--- Directions for this task ---
Check each line of the records for "icon"; collect those that have it.

++++ Records supplied ++++

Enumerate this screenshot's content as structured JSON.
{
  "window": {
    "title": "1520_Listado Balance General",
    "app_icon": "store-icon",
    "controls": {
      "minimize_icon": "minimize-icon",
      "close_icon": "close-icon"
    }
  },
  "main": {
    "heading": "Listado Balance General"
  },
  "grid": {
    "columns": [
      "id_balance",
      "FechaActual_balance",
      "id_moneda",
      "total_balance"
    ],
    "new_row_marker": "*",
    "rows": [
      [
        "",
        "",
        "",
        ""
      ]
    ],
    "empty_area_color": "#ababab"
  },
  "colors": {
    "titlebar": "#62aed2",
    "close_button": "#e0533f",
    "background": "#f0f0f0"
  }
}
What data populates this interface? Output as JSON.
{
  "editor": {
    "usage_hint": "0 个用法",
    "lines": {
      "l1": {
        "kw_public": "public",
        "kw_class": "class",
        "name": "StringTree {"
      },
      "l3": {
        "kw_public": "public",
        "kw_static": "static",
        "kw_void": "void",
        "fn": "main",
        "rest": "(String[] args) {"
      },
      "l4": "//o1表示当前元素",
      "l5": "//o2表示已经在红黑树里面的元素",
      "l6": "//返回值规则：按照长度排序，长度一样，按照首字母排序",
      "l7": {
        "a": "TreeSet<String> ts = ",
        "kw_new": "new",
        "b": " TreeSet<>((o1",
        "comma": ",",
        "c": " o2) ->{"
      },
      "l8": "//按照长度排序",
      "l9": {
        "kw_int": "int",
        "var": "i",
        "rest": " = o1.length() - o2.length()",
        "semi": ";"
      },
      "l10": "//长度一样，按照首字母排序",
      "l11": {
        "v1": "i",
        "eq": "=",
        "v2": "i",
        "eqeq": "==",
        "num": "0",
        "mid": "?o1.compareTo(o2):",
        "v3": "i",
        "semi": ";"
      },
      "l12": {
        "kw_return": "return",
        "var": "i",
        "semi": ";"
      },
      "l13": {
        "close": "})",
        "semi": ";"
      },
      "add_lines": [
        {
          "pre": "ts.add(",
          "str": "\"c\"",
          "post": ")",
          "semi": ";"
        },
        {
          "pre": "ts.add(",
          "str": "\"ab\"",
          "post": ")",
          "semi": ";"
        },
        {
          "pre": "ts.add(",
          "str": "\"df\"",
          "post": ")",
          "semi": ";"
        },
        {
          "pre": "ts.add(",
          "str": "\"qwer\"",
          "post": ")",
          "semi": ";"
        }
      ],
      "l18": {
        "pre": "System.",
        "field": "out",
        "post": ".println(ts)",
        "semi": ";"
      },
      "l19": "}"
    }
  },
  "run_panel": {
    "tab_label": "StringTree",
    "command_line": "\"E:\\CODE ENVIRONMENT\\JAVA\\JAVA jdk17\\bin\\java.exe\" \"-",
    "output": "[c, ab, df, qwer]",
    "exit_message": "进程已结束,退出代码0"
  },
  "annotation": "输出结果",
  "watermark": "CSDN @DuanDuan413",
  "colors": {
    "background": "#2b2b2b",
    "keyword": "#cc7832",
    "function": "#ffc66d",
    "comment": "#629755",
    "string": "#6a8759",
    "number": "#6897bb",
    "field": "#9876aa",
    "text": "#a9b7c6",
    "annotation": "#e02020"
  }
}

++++

--- Task response ---
    "app_icon": "store-icon",
      "minimize_icon": "minimize-icon",
      "close_icon": "close-icon"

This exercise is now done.